It’s not just the subject matter that drew the stars to the project, though. Reynolds has talked enthusiastically about the film’s theme of chasing impossible dreams, which he could relate to as an actor.

Reynolds was keen to do the film despite having just been voted Sexiest Man Alive by People Magazine. Presumably he can have his pick of parts – so why would he choose an animation project? Well, though he doesn’t have children of his own, he does have “an army of nieces and nephews” who he loves to take to the cinema… so perhaps he’s got his sights set on being Best Uncle Alive too.

Snoop Dogg – not famed for his child-friendly output – also wanted to get involved in something that children could watch. In an interview with EUR, he said: “I’ve wanted to do a family movie for a while now. Being able to watch a movie with my family and some of the kids from my Snoop Youth Football League has always been a goal of mine.”

Monsters University

Pixar’s Monsters University is a prequel to the highly successful Monsters, Inc, in which Billy Crystal and John Goodman get to reprise their roles as Mike and Sulley – as college students this time.

This is a great example of the magic of animation – where two older actors not only get to play the same characters they played 12 years ago, but even younger versions of them. The age of the actors just doesn’t matter when you can’t see them – it’s all about the voices – giving them access to a much wider range of parts than they would otherwise have.

Image of Monsters University

The Monsters films are unusual in that Crystal and Goodman recorded their parts in the studio together, so that they could bounce ideas off each other and improvise. Animated films are hardly ever made this way – usually voice-overs are recorded separately. But when big names are involved in a project, they get to put their own ideas in – and this is how Crystal and Goodman wanted to work.

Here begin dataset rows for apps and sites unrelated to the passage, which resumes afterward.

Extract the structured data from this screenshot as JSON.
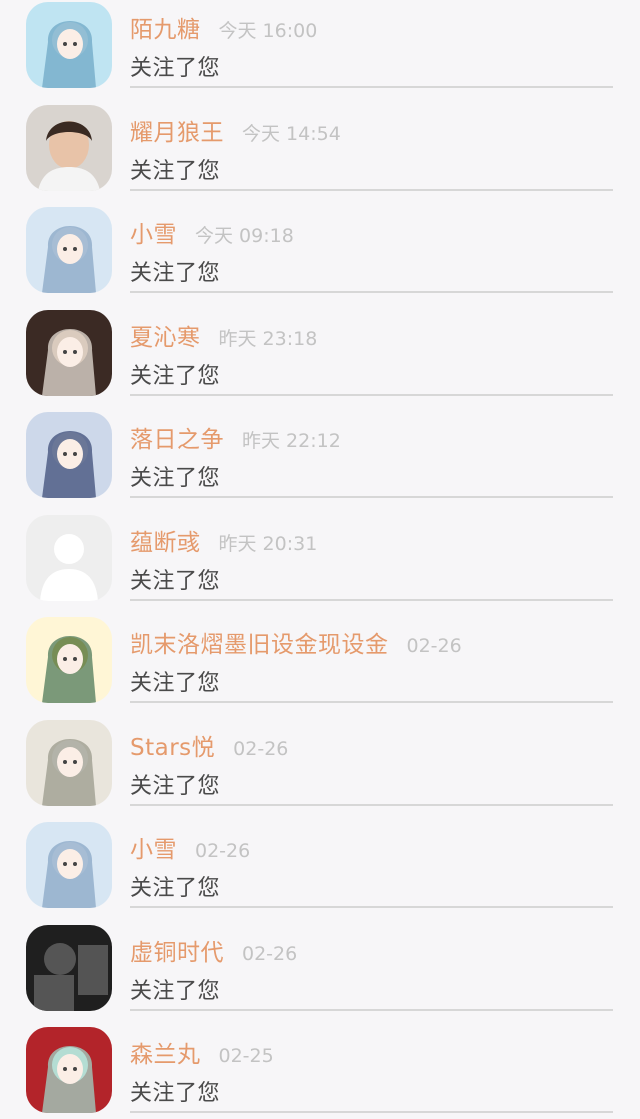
{
  "items": [
    {
      "name": "陌九糖",
      "time": "今天 16:00",
      "action": "关注了您",
      "avatar": "anime-girl-moon-icon",
      "colors": [
        "#bfe4f2",
        "#6fa8c6",
        "#ffffff"
      ]
    },
    {
      "name": "耀月狼王",
      "time": "今天 14:54",
      "action": "关注了您",
      "avatar": "boy-portrait-icon",
      "colors": [
        "#d9d4cf",
        "#3a2a22",
        "#e8c3a8"
      ]
    },
    {
      "name": "小雪",
      "time": "今天 09:18",
      "action": "关注了您",
      "avatar": "anime-girl-white-hair-icon",
      "colors": [
        "#d7e6f3",
        "#8aa7c6",
        "#ffffff"
      ]
    },
    {
      "name": "夏沁寒",
      "time": "昨天 23:18",
      "action": "关注了您",
      "avatar": "anime-girl-flowers-icon",
      "colors": [
        "#3b2a24",
        "#e7dfd6",
        "#b58f7a"
      ]
    },
    {
      "name": "落日之争",
      "time": "昨天 22:12",
      "action": "关注了您",
      "avatar": "anime-girl-blue-icon",
      "colors": [
        "#cdd8ea",
        "#3d4d78",
        "#f4f4f4"
      ]
    },
    {
      "name": "蕴断彧",
      "time": "昨天 20:31",
      "action": "关注了您",
      "avatar": "default-user-silhouette-icon",
      "colors": [
        "#eeeeee",
        "#ffffff",
        "#ffffff"
      ]
    },
    {
      "name": "凯末洛熠墨旧设金现设金",
      "time": "02-26",
      "action": "关注了您",
      "avatar": "anime-boy-green-hat-icon",
      "colors": [
        "#fff6d6",
        "#4f7a5a",
        "#f0c84a"
      ]
    },
    {
      "name": "Stars悦",
      "time": "02-26",
      "action": "关注了您",
      "avatar": "anime-girl-silver-hair-icon",
      "colors": [
        "#e9e5dc",
        "#9a9a8c",
        "#ffffff"
      ]
    },
    {
      "name": "小雪",
      "time": "02-26",
      "action": "关注了您",
      "avatar": "anime-girl-white-hair-icon",
      "colors": [
        "#d7e6f3",
        "#8aa7c6",
        "#ffffff"
      ]
    },
    {
      "name": "虚铜时代",
      "time": "02-26",
      "action": "关注了您",
      "avatar": "dark-photo-icon",
      "colors": [
        "#1f1f1f",
        "#555555",
        "#8a8a8a"
      ]
    },
    {
      "name": "森兰丸",
      "time": "02-25",
      "action": "关注了您",
      "avatar": "anime-girl-red-bg-icon",
      "colors": [
        "#b3242a",
        "#9fd6c8",
        "#f4f4f4"
      ]
    }
  ]
}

In an interview with Buzz Sugar, Crystal said: “We did everything together – the scenes we were in together, we did them together. I made that happen on the first movie… It really is to me the only way to do a buddy movie like this. And I think that’s why they [the characters] are really funny and touching together.”

Free Birds

Free Birds, from Reel FX Creative Studios, is an example of an animated film that looks great on paper – with an interesting premise, great cast and so on – but has been almost universally panned. Critics have complained about its slow story, lack of humour, and “borderline offensiveness”.

The film tells the tale of two turkeys who try to change history by travelling through time to the origins of Thanksgiving. The stars involved – Woody Harrelson, Owen Wilson and Amy Poehler – did their best with the material they were given, and clearly enjoyed being part of the project.

Image from Free Birds

It was Harrelson’s first foray into animation, and he has talked about the appeal of diverging from his usual, darker film roles. He told Popsugar: “I feel so lucky to be able to do totally different types of projects and characters. It’s great – keeps it interesting.” Intriguingly, he and Wilson tried to record their parts together in the same way that Crystal and Goodman did – but they messed around too much and were split up!

So the actors obviously had fun making the film – and the idea of time-travelling turkeys was suitably daft – but it just goes to show: no matter how famous your voice-over cast is, a great film still needs a great story.